The quest for the right characters took six months of advertising over the radio, community boards, word-of-mouth and a lot of intensive research. The trio listened and sifted through stories from almost 200 people, inclusive of emails. But only met and spoke at length with about 50 people before shortlisting 25 for on-camera interviews.
Among them were a range of ordinary folks, academics and hair professionals, including the head of forensics at the Australian Federal Police who had written a couple of books on hair and forensics; and a formulating chemist who worked for a hair product company – both whom eventually didn’t make it into the doco. But the long drawn process of selecting the right stories and editing to the final piece eventually brought it down to 12 – six main and six secondary characters.
After four months of filming and post, the trio managed to deliver a brilliantly woven, quirky narrative of hair related stories by 12 strikingly different individuals in such an innovative and irreverent manner that’s easy for the audience to get drawn in.
“I think a big part of Hairtales for us was to play around with they way the characters were revealed – where you make assumptions about people,” says Oliver.
And it’s this style of storytelling in which they garnered influence from Errol Morris.
“We were influenced by his storytelling techniques to make documentaries more about an active audience rather than a descriptive or proscriptive documentary,” says Scott. “And his symphonic films too.”
After premiering at SPAA Fringe, Hairtales will be screening at the Dok Leipzig Festival in Germany in late October, and as part of the Videotheque section of the Sheffield International Documentary festival in November.
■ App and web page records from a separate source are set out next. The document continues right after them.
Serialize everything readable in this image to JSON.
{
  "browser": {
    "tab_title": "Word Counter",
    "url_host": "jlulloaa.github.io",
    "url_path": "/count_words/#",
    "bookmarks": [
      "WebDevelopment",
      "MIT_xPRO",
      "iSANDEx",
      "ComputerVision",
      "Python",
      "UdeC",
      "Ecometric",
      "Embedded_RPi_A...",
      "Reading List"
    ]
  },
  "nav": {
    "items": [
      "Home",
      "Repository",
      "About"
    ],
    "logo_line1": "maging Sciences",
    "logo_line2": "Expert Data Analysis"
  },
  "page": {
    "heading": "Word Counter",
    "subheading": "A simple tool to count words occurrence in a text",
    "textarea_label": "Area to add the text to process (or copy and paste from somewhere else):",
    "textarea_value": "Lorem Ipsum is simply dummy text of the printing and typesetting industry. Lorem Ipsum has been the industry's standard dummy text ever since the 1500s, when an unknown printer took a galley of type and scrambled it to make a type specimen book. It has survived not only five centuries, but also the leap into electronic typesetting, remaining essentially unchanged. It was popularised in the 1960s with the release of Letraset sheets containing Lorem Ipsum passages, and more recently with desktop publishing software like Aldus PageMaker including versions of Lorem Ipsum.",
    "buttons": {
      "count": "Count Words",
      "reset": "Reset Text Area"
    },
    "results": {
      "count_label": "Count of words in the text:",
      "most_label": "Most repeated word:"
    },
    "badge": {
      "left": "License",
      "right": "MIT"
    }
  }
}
Australian audiences will get to watch this hair-inspired doco when it airs nationally on ABC1 on November 20 at 9pm.